He eventually moved to Woodacre, where he lived in a two-story brick home that used to be a train depot. Inspired by Marin, he started creating “linear landscapes,” compositions of hills, waters, clouds and sun made from horizontal lines sketched with mechanical drawing tools, which one gallery owner told him amounted to “stretched-out pointillism.”
To his friend Veronica, the technical style suggested that Marcus was influenced not just by the landscape but by the emergence of computers, just starting to be manufactured for home use at the time.
The originals and prints of the landscapes “sold like hotcakes,” Veronica said. They did so well that Marcus and some of his friends started a successful art publishing company, Oak Springs Impressions, to print limited editions of their art.
Marcus’s work appeared in art shows across the country, and is now on display in numerous museums, including the Los Angeles County Museum of Art.
The linear landscapes represented just one of many styles that he developed over his career. In his “affiche art,” inspired by peeling posters, he layered crumpled advertisements with newer ones and paint, in a collage style. His “icon paintings” layered pictures of famous musicians and celebrities—Michael Jackson, Rod Stewart, Elvis Presley, James Dean and others—with old advertisements, suggesting a preoccupation with the passage of time that can both obscure and reveal the past.
In more recent works, Marcus painted colorful instruments.

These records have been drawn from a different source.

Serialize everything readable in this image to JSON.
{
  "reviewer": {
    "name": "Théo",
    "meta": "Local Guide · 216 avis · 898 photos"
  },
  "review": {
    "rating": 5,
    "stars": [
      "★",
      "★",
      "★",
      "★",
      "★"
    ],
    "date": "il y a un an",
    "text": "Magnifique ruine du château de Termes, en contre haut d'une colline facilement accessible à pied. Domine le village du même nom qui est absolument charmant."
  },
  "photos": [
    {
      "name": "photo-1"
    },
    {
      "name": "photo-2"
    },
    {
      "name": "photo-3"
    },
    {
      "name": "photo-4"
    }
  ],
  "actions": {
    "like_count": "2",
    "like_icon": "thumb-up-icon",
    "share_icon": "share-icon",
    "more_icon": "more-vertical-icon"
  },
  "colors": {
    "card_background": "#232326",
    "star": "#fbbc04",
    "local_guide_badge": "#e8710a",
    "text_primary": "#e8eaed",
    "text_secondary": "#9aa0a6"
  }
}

The guitars were often split in two. “His new series that he just started had all these broken instruments on a canvas, with money and all these different things really representing the music business that has broken down,” said his girlfriend of three years, Buffy Ford Stewart, a fellow musician and the widow of folksinger John Stewart.
Marcus enjoyed success as a musician, particularly with his Johnny Cash tribute band, Ring of Fire, which played at venues in the Bay Area and across the country. According to Boni, he started the band after singing some Cash songs at the beach. Strangers came up to him and said, “You sound just like Cash!”
In the band, Marcus did not impersonate Mr. Cash, however; instead, he paid tribute, Buffy said. “It was so beautiful. It was like he was channeling the man, because he loved him and he did so much research. He read every book,” she said. “He wasn’t ‘doing’ him. His voice—he was born with a Johnny Cash voice.”
Marcus’s artistic passions passed down to his descendants. His son, Danny, is a musician who played in Ring of Fire and other bands; Boni, now a graphic designer, used to play in punk bands. One of her sons, Kevin, plays with Weekend, a post-punk band, and her other son is a projection artist. (Marcus’s granddaughter, Rachel, is a registered nurse in Santa Rosa.)
Outside Ring of Fire, Marcus continued to record his own music. Buffy said a song of his will appear in a new season of the Netflix series “Orange is the New Black.”
Like his art, Marcus’s music didn’t stick to one genre. One of Veronica’s favorite albums, titled “Thoughts Have Wings,” channeled his spiritual side, she said. “It wasn’t his most popular album but each song is a gem and comes from a truly authentic place,” she wrote in an email.
His death was unexpected, but Buffy says that her partner is both at peace and still present. One recent cold morning she was sitting in her car, wishing that her CD player, broken for the last three months, would work again. “I said, ‘Rusty, I’m sitting here in the cold waiting for the family. Couldn’t you please make my CD player work?’ And all of a sudden the music started to play. And it’s been working ever since. He’s still here.”
A memorial and potluck celebration for Marcus Uzilevsky will be held at the San Geronimo Valley Community Center on Saturday, Jan. 16 from 3 to 9 p.m. Please bring a dish to share.